Exercise directions
Write every record out again exactly as shown below.

Exercise data below:

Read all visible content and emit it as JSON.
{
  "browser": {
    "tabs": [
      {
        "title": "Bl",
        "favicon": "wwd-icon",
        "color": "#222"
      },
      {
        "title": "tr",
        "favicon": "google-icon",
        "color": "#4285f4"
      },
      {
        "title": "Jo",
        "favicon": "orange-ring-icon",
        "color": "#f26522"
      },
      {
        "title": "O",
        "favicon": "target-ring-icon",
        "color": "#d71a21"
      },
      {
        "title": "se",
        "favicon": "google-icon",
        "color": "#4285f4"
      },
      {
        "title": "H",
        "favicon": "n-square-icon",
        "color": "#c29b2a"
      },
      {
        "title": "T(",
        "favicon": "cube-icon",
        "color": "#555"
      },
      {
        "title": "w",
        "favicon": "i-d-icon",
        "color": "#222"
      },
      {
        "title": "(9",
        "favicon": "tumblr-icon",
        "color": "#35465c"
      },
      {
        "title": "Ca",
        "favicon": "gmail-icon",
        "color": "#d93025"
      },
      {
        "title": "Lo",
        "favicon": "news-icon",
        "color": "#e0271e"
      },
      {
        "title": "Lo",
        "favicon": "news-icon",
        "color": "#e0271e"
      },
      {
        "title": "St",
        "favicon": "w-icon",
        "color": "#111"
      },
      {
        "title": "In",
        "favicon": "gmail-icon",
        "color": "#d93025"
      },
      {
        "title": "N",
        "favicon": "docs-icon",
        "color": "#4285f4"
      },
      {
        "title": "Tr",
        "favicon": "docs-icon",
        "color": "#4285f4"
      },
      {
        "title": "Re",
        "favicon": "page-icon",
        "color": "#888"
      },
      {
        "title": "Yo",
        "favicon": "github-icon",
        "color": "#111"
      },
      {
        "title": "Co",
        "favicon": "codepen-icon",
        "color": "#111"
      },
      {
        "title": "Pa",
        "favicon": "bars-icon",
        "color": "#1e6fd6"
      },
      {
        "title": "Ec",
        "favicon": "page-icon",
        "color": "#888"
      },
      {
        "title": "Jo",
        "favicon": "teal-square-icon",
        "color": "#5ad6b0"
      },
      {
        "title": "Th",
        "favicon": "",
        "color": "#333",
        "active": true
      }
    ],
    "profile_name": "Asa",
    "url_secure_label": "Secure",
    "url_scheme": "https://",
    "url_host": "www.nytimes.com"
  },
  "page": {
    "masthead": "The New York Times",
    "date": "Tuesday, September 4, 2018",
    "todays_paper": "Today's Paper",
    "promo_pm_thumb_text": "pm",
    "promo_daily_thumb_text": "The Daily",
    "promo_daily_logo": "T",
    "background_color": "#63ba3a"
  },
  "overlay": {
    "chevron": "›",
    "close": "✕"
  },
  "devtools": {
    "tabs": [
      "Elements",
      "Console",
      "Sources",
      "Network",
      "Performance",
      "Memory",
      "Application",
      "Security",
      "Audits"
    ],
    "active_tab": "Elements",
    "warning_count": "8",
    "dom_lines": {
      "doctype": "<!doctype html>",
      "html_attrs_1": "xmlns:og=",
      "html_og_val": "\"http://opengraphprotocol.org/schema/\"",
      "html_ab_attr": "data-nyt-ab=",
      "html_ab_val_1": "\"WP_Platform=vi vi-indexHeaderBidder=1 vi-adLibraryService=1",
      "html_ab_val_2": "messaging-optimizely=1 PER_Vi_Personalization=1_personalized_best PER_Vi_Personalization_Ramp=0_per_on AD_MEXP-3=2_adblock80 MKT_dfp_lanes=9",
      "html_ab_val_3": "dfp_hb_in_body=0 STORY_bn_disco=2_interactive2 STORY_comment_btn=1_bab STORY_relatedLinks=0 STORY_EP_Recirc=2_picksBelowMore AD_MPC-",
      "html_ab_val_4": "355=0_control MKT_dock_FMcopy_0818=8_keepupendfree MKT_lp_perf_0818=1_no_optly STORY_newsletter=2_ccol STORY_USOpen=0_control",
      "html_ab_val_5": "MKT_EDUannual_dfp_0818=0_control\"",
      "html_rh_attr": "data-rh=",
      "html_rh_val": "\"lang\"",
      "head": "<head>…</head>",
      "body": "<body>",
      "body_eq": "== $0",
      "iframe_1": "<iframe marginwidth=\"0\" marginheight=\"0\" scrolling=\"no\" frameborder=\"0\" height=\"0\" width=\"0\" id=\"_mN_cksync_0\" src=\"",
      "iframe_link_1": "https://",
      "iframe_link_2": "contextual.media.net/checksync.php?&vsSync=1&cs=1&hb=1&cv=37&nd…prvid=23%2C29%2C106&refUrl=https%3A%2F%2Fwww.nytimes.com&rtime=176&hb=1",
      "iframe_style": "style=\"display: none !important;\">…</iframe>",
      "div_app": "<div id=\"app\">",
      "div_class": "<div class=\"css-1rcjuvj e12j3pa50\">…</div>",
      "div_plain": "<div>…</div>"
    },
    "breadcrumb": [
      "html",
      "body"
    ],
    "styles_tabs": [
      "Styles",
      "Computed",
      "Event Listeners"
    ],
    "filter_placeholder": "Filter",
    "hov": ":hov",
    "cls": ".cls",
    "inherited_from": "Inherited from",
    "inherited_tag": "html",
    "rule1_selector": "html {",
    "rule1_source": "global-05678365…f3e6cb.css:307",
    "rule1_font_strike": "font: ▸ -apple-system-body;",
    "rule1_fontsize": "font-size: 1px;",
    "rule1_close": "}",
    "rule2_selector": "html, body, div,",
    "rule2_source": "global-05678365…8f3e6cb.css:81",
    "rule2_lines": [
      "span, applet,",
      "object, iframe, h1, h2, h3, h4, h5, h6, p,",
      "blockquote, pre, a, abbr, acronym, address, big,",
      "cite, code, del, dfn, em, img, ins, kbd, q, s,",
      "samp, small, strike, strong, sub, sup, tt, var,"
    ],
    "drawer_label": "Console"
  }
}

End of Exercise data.

Reply
Read all visible content and emit it as JSON.
{
  "browser": {
    "tabs": [
      {
        "title": "Bl",
        "favicon": "wwd-icon",
        "color": "#222"
      },
      {
        "title": "tr",
        "favicon": "google-icon",
        "color": "#4285f4"
      },
      {
        "title": "Jo",
        "favicon": "orange-ring-icon",
        "color": "#f26522"
      },
      {
        "title": "O",
        "favicon": "target-ring-icon",
        "color": "#d71a21"
      },
      {
        "title": "se",
        "favicon": "google-icon",
        "color": "#4285f4"
      },
      {
        "title": "H",
        "favicon": "n-square-icon",
        "color": "#c29b2a"
      },
      {
        "title": "T(",
        "favicon": "cube-icon",
        "color": "#555"
      },
      {
        "title": "w",
        "favicon": "i-d-icon",
        "color": "#222"
      },
      {
        "title": "(9",
        "favicon": "tumblr-icon",
        "color": "#35465c"
      },
      {
        "title": "Ca",
        "favicon": "gmail-icon",
        "color": "#d93025"
      },
      {
        "title": "Lo",
        "favicon": "news-icon",
        "color": "#e0271e"
      },
      {
        "title": "Lo",
        "favicon": "news-icon",
        "color": "#e0271e"
      },
      {
        "title": "St",
        "favicon": "w-icon",
        "color": "#111"
      },
      {
        "title": "In",
        "favicon": "gmail-icon",
        "color": "#d93025"
      },
      {
        "title": "N",
        "favicon": "docs-icon",
        "color": "#4285f4"
      },
      {
        "title": "Tr",
        "favicon": "docs-icon",
        "color": "#4285f4"
      },
      {
        "title": "Re",
        "favicon": "page-icon",
        "color": "#888"
      },
      {
        "title": "Yo",
        "favicon": "github-icon",
        "color": "#111"
      },
      {
        "title": "Co",
        "favicon": "codepen-icon",
        "color": "#111"
      },
      {
        "title": "Pa",
        "favicon": "bars-icon",
        "color": "#1e6fd6"
      },
      {
        "title": "Ec",
        "favicon": "page-icon",
        "color": "#888"
      },
      {
        "title": "Jo",
        "favicon": "teal-square-icon",
        "color": "#5ad6b0"
      },
      {
        "title": "Th",
        "favicon": "",
        "color": "#333",
        "active": true
      }
    ],
    "profile_name": "Asa",
    "url_secure_label": "Secure",
    "url_scheme": "https://",
    "url_host": "www.nytimes.com"
  },
  "page": {
    "masthead": "The New York Times",
    "date": "Tuesday, September 4, 2018",
    "todays_paper": "Today's Paper",
    "promo_pm_thumb_text": "pm",
    "promo_daily_thumb_text": "The Daily",
    "promo_daily_logo": "T",
    "background_color": "#63ba3a"
  },
  "overlay": {
    "chevron": "›",
    "close": "✕"
  },
  "devtools": {
    "tabs": [
      "Elements",
      "Console",
      "Sources",
      "Network",
      "Performance",
      "Memory",
      "Application",
      "Security",
      "Audits"
    ],
    "active_tab": "Elements",
    "warning_count": "8",
    "dom_lines": {
      "doctype": "<!doctype html>",
      "html_attrs_1": "xmlns:og=",
      "html_og_val": "\"http://opengraphprotocol.org/schema/\"",
      "html_ab_attr": "data-nyt-ab=",
      "html_ab_val_1": "\"WP_Platform=vi vi-indexHeaderBidder=1 vi-adLibraryService=1",
      "html_ab_val_2": "messaging-optimizely=1 PER_Vi_Personalization=1_personalized_best PER_Vi_Personalization_Ramp=0_per_on AD_MEXP-3=2_adblock80 MKT_dfp_lanes=9",
      "html_ab_val_3": "dfp_hb_in_body=0 STORY_bn_disco=2_interactive2 STORY_comment_btn=1_bab STORY_relatedLinks=0 STORY_EP_Recirc=2_picksBelowMore AD_MPC-",
      "html_ab_val_4": "355=0_control MKT_dock_FMcopy_0818=8_keepupendfree MKT_lp_perf_0818=1_no_optly STORY_newsletter=2_ccol STORY_USOpen=0_control",
      "html_ab_val_5": "MKT_EDUannual_dfp_0818=0_control\"",
      "html_rh_attr": "data-rh=",
      "html_rh_val": "\"lang\"",
      "head": "<head>…</head>",
      "body": "<body>",
      "body_eq": "== $0",
      "iframe_1": "<iframe marginwidth=\"0\" marginheight=\"0\" scrolling=\"no\" frameborder=\"0\" height=\"0\" width=\"0\" id=\"_mN_cksync_0\" src=\"",
      "iframe_link_1": "https://",
      "iframe_link_2": "contextual.media.net/checksync.php?&vsSync=1&cs=1&hb=1&cv=37&nd…prvid=23%2C29%2C106&refUrl=https%3A%2F%2Fwww.nytimes.com&rtime=176&hb=1",
      "iframe_style": "style=\"display: none !important;\">…</iframe>",
      "div_app": "<div id=\"app\">",
      "div_class": "<div class=\"css-1rcjuvj e12j3pa50\">…</div>",
      "div_plain": "<div>…</div>"
    },
    "breadcrumb": [
      "html",
      "body"
    ],
    "styles_tabs": [
      "Styles",
      "Computed",
      "Event Listeners"
    ],
    "filter_placeholder": "Filter",
    "hov": ":hov",
    "cls": ".cls",
    "inherited_from": "Inherited from",
    "inherited_tag": "html",
    "rule1_selector": "html {",
    "rule1_source": "global-05678365…f3e6cb.css:307",
    "rule1_font_strike": "font: ▸ -apple-system-body;",
    "rule1_fontsize": "font-size: 1px;",
    "rule1_close": "}",
    "rule2_selector": "html, body, div,",
    "rule2_source": "global-05678365…8f3e6cb.css:81",
    "rule2_lines": [
      "span, applet,",
      "object, iframe, h1, h2, h3, h4, h5, h6, p,",
      "blockquote, pre, a, abbr, acronym, address, big,",
      "cite, code, del, dfn, em, img, ins, kbd, q, s,",
      "samp, small, strike, strong, sub, sup, tt, var,"
    ],
    "drawer_label": "Console"
  }
}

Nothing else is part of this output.